● **WORK REQUEST**
Copy every line below where the string "JSON" is found.

● **MATERIAL FOR THIS TASK**
==================================================

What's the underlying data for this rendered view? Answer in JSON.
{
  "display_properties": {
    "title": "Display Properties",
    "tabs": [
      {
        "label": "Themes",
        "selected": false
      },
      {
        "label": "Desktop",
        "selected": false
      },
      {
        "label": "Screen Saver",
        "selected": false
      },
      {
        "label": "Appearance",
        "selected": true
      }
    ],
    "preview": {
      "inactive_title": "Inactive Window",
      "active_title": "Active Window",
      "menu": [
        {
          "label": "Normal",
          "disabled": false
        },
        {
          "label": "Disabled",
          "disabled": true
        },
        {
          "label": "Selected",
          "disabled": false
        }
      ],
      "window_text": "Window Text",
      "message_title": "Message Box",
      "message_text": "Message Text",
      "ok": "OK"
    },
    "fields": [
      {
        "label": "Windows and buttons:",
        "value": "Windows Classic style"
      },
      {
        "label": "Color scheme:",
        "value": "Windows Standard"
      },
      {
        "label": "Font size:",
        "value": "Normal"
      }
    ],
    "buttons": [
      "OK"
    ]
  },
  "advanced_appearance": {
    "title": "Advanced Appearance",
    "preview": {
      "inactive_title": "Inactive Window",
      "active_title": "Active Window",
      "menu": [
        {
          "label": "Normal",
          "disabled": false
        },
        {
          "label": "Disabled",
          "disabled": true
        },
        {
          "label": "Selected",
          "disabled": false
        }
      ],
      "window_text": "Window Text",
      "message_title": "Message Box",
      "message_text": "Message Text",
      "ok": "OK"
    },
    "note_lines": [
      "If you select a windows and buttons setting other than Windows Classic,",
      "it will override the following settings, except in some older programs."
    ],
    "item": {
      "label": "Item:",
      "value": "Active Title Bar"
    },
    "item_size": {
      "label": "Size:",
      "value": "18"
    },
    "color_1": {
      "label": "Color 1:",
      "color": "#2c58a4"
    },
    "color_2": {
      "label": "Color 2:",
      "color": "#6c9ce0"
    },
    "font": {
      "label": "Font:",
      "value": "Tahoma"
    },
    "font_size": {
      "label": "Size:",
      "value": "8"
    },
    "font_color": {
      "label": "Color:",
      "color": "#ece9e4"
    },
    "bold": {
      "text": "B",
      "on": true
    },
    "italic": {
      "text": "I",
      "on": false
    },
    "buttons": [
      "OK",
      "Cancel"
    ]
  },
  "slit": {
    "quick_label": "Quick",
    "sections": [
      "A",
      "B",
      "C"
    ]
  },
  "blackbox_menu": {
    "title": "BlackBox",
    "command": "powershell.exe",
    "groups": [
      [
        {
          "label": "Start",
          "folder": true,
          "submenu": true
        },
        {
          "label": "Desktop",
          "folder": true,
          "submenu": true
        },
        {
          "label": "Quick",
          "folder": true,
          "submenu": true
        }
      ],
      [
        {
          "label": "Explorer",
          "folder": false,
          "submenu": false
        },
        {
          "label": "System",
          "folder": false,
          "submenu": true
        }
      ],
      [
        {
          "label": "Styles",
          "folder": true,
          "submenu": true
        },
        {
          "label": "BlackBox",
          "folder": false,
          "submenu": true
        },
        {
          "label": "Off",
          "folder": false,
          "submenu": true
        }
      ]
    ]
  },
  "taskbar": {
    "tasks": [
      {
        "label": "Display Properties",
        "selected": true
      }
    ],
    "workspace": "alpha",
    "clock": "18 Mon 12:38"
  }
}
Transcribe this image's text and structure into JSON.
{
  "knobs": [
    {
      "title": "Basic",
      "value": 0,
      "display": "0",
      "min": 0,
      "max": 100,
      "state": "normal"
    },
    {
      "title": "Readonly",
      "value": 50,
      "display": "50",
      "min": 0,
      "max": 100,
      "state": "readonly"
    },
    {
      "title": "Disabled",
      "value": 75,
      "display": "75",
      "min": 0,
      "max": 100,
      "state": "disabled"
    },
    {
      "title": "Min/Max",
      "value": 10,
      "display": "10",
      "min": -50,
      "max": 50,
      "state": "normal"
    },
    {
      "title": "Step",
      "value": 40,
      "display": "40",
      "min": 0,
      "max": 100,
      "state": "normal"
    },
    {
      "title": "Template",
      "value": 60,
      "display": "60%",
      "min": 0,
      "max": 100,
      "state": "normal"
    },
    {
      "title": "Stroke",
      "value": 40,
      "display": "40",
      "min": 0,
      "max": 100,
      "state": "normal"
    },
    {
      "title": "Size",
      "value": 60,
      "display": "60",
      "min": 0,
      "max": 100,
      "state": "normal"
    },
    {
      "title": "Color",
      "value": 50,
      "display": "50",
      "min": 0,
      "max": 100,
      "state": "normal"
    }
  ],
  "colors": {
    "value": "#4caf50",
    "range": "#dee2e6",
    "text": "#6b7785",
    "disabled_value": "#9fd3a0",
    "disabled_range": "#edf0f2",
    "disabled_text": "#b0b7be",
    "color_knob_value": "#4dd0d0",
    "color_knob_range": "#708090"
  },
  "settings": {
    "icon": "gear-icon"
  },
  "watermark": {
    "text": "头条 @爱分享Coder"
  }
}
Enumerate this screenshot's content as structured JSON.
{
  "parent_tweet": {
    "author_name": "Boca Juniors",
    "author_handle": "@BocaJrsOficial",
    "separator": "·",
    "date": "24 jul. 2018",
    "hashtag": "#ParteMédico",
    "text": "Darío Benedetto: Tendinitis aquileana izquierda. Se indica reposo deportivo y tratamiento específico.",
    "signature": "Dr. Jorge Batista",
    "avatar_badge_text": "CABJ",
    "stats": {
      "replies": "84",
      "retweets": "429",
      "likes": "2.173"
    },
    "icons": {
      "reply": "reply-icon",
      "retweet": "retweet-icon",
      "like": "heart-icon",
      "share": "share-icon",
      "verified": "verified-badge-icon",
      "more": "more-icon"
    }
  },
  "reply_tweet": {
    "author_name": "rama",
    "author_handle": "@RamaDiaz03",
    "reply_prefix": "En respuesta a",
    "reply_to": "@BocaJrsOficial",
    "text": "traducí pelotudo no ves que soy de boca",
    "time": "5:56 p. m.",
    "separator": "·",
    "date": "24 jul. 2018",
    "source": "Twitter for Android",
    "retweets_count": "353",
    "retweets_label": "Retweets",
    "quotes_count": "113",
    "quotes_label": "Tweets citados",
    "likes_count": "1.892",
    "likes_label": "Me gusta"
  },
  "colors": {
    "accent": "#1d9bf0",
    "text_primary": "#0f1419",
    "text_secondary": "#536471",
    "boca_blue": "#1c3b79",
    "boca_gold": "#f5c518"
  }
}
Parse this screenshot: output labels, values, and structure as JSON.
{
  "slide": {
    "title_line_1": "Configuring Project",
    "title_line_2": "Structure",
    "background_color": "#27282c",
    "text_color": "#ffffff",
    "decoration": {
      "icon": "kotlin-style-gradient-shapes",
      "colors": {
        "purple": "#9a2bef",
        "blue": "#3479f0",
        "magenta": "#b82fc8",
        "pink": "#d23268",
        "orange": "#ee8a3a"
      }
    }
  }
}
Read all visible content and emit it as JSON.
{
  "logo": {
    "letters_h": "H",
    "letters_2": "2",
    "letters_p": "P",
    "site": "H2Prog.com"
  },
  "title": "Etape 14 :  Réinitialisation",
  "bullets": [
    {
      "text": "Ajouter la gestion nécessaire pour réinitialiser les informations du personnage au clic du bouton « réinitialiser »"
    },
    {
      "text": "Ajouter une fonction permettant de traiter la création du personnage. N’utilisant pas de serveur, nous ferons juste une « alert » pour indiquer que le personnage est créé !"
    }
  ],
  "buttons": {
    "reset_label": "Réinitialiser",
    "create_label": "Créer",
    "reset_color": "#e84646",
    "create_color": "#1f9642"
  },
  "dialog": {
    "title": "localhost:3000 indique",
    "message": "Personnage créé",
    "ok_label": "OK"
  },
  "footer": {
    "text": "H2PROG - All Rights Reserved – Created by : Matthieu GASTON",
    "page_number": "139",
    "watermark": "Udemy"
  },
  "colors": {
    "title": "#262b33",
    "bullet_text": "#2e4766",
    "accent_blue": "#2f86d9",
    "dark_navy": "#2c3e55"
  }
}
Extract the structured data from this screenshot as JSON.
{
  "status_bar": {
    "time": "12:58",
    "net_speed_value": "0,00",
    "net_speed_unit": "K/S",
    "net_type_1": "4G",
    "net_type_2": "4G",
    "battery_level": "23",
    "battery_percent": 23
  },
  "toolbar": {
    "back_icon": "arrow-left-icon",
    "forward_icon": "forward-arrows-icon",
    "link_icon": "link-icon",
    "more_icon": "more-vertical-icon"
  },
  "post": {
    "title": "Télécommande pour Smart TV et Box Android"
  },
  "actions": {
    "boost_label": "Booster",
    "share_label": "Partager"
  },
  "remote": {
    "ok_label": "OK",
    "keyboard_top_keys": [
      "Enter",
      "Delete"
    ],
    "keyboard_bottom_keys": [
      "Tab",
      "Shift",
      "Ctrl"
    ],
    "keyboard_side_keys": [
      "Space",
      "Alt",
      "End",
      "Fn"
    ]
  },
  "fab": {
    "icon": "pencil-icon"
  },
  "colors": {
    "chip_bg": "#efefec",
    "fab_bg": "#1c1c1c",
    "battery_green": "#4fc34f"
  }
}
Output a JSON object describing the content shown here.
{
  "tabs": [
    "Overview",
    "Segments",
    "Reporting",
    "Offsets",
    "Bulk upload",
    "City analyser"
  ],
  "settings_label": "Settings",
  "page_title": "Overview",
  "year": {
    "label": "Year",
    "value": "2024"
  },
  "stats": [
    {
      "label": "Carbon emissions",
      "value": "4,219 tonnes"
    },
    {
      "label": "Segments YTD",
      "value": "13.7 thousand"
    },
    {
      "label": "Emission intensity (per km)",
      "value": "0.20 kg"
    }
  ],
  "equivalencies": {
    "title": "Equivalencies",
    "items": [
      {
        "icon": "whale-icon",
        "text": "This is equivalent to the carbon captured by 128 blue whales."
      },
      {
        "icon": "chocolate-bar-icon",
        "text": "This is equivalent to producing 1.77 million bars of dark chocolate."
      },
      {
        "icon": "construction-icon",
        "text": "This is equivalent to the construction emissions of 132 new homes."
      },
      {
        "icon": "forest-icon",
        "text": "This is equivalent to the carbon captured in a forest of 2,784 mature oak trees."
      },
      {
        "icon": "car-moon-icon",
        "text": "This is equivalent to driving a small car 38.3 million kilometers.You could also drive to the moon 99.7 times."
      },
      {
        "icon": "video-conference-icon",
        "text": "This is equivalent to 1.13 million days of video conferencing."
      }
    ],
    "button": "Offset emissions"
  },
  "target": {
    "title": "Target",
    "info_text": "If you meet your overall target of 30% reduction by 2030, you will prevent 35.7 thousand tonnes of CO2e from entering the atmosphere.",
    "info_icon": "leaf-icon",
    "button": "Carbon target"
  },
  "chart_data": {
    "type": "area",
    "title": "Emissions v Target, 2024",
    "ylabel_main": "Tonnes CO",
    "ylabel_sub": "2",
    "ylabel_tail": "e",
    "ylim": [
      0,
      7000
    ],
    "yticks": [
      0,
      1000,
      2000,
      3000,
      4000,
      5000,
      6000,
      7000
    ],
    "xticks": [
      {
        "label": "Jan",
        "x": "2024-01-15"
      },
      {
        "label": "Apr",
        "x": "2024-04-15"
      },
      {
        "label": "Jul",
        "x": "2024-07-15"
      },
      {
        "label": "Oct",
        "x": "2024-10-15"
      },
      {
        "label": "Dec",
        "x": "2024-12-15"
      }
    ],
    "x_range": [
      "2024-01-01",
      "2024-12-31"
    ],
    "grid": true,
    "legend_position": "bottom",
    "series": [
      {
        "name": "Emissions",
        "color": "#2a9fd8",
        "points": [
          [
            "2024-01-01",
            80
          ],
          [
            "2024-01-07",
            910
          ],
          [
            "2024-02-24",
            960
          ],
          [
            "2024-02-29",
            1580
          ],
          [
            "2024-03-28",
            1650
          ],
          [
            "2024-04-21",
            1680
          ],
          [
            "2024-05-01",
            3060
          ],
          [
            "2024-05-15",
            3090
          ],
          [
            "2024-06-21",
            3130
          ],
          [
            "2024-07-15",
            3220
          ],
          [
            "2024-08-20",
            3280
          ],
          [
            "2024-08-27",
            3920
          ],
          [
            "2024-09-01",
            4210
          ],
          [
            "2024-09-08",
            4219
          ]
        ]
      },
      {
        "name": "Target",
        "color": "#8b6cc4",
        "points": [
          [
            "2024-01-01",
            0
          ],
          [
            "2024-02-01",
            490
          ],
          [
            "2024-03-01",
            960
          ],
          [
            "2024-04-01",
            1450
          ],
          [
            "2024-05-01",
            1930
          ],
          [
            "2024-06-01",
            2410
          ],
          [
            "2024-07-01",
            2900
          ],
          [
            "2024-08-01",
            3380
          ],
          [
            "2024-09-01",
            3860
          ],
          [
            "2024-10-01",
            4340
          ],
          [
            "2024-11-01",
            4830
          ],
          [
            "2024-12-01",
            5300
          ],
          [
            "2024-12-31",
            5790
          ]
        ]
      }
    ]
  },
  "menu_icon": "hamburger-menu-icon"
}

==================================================

● **RESPONSE BELOW**
What's the underlying data for this rendered view? Answer in JSON.
Transcribe this image's text and structure into JSON.
Enumerate this screenshot's content as structured JSON.
Parse this screenshot: output labels, values, and structure as JSON.
Read all visible content and emit it as JSON.
Extract the structured data from this screenshot as JSON.
Output a JSON object describing the content shown here.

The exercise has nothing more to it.